But What Do I Know? … Stubby Clapp, George Gibson, Joey Votto, George Kottaras, Kendrys Morales
By Kevin Glew
Cooperstowners in Canada
My weekly observations and notes about some Canadian baseball stories:
· It’s been 83 years since there’s been a full-time Canadian manager in the major leagues. That was when London, Ont., native and Canadian Baseball Hall of Famer George Gibson served as the dugout boss for the Pittsburgh Pirates. But that drought may end soon. On Tuesday, Windsor, Ont., native Stubby Clapp was named Pacific Coast League Manager of the Year for leading the St. Louis Cardinals triple-A Memphis Redbirds to a division title and a franchise record for wins. Clapp is in his 11th professional season as a coach and his third as a manager. The longtime Canadian national team member and coach, who played 23 games for the Cardinals in 2001, should be a candidate for big league managerial vacancies that open up this off-season.
· Coincidentally, it was on this date in 1925 that the aforementioned Gibson was named manager of the Chicago Cubs for the remainder of the season, replacing Hall of Famer Rabbit Maranville. Gibson would lead the Cubs to a 12-14 record in their final 26 games that campaign, but did not return in 1926. The Canadian bench boss had previously managed the Pirates from 1920 to 1922 and then later again from 1932 to 1934.
· On Friday, Baseball Reference shared on Twitter that Etobicoke, Ont., native Joey Votto has a .440 on-base percentage (OBP) since turning 30, which ranks sixth all-time. The only players with better OBPs since age 30 are Barry Bonds, Ted Williams, Babe Ruth, Lou Gehrig and Mickey Cochrane. Larry Walker (Maple Ridge, B.C.) is ninth on that list with a .433 OBP.
· Six years ago today, Scarborough, Ont., native George Kottaras became the first Canadian since the 19th century to hit for the cycle in a major league game. Batting seventh and starting at catcher for the Milwaukee Brewers, Kottaras went 4-for-5 to lead the Brewers to an 8-2 win over the Houston Astros at Minute Maid Park. Kottaras’s cycle was the first by a Canadian since Canadian Baseball Hall of Famers Tip O’Neill (Woodstock, Ont.) and George Wood (Pownal, P.E.I.) achieved this feat in the late 19th century.
· Speaking of hitting for the cycle, it was also 22 years ago today that Canadian Baseball Hall of Famer Tony Fernandez accomplished this feat. Hitting eighth and playing shortstop for the New York Yankees, the ex-Jay doubled in the bottom of the ninth to complete the cycle at Yankee Stadium. He finished the contest with four hits, three runs and three RBI, but the Bombers still lost 10-9 in 10 innings to the Oakland A’s.
· When designated hitter Kendrys Morales socked three home runs for the Toronto Blue Jays in their 11-8 win over the Baltimore Orioles on Thursday, he became the seventh DH to belt three homers in a game for the club.

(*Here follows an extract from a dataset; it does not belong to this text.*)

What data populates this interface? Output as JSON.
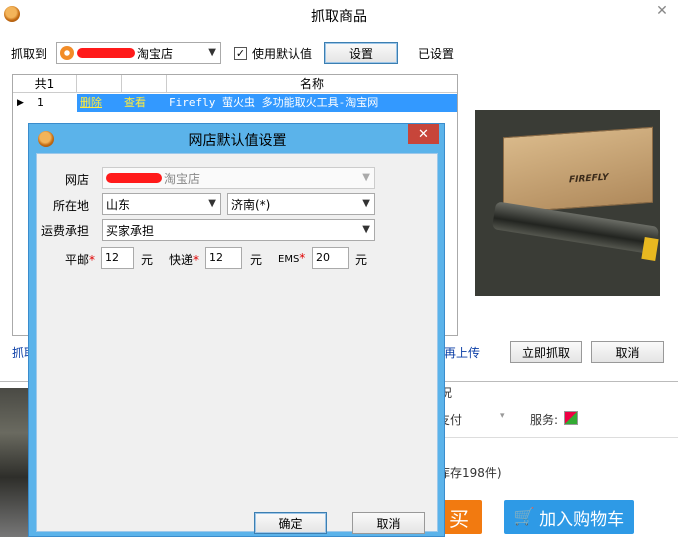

High Heat Stats indicated on Twitter that the other Blue Jays DHs to go deep three times in a game are Edwin Encarnacion, Adam Lind, Frank Thomas, Carlos Delgado, George Bell and Otto Velez.
· Thank you to Christopher Kamka on Twitter for doing the math for me. He tweeted on Thursday that from 1969 to 2004, there was 620 different players that suited up for the Montreal Expos and that right-hander Bartolo Colon is the last active former Expo. The burly 44-year-old has been a serviceable starter for the Minnesota Twins since he landed with them in early July, going 4-2 with a 4.09 ERA in nine starts.
· And speaking of ex-Expos, yes, that is former Expos infielder Andy Stankiewicz who is managing Team USA in the 18U Baseball World Cup in Thunder Bay, Ont. this week. He started his major league career with the Yankees in 1992 and after a two-year stint with the Houston Astros, he signed with the Expos and batted .250 in 140 games with the club in 1996 and 1997. He finished his seven-year big league career with the Arizona Diamondbacks in 1998.
· If you’re a Canadian baseball history buff (like me), mark November 18th and 19th on your calendar. Crackerjack Canadian Baseball Hall of Fame volunteer and longtime SABR member Andrew North has announced that the second annual Canadian Baseball History Symposium will take place at the St. Marys Golf & Country Club in St. Marys, Ont., on those dates. This year’s event, which will again be organized by North, will include presentations about 19th-century player Bob Addy and manager William Watkins, baseball and Canadian soldiers in World War I and the Chatham Coloured All-Stars. There will also be a pictorial history quiz based on images and a panel discussion of what defines being Canadian, and the consequences of that definition for baseball research. The registration fee is $60. To register, please email Andrew North at firstname.lastname@example.org.